Associative memory in computer organization is when memory is accessed through content rather thanthrough a specific address. Associative memory is also known as associative storage, associative array or content-addressable memory, or CAM.
Associative memory is found on a computer hard drive and used only in specific high-speed searching applications. Most computer memory known as random access memory, or RAM, works through the computer user providing a memory address and then the RAM will return whatever data is stored at that memory address. However, CAM works through the computer user providing a data word and then searching throughout the entire computer memory to see if the word is there. If the computer finds the data word then it offers a list of all of the storage addresses where the word was found for the user.

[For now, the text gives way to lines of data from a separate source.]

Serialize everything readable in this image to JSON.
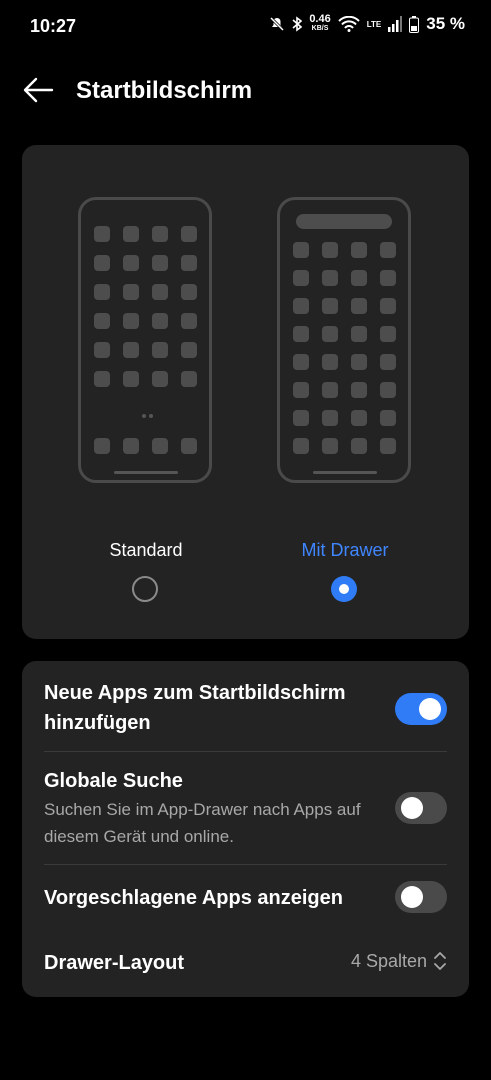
{
  "status_bar": {
    "time": "10:27",
    "speed": "0.46",
    "speed_unit": "KB/S",
    "network": "LTE",
    "battery": "35 %"
  },
  "appbar": {
    "title": "Startbildschirm"
  },
  "layout_picker": {
    "options": [
      {
        "label": "Standard",
        "selected": false
      },
      {
        "label": "Mit Drawer",
        "selected": true
      }
    ],
    "accent_color": "#3f86ff"
  },
  "settings": {
    "new_apps": {
      "label": "Neue Apps zum Startbildschirm hinzufügen",
      "enabled": true
    },
    "global_search": {
      "label": "Globale Suche",
      "description": "Suchen Sie im App-Drawer nach Apps auf diesem Gerät und online.",
      "enabled": false
    },
    "suggested_apps": {
      "label": "Vorgeschlagene Apps anzeigen",
      "enabled": false
    },
    "drawer_layout": {
      "label": "Drawer-Layout",
      "value": "4 Spalten"
    }
  }
}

CAM is faster than RAM in almost every search application, but many people stick with RAM for their computers because a computer with CAM is more expensive than RAM. The reason for the price increase for CAM computers is because with CAM computers, each cell has to have the full storage capability and logic circuits that can match content with external argument. Associative memory computers are best for users that require searches to take place quickly and whose searches are critical for job performance on the machine.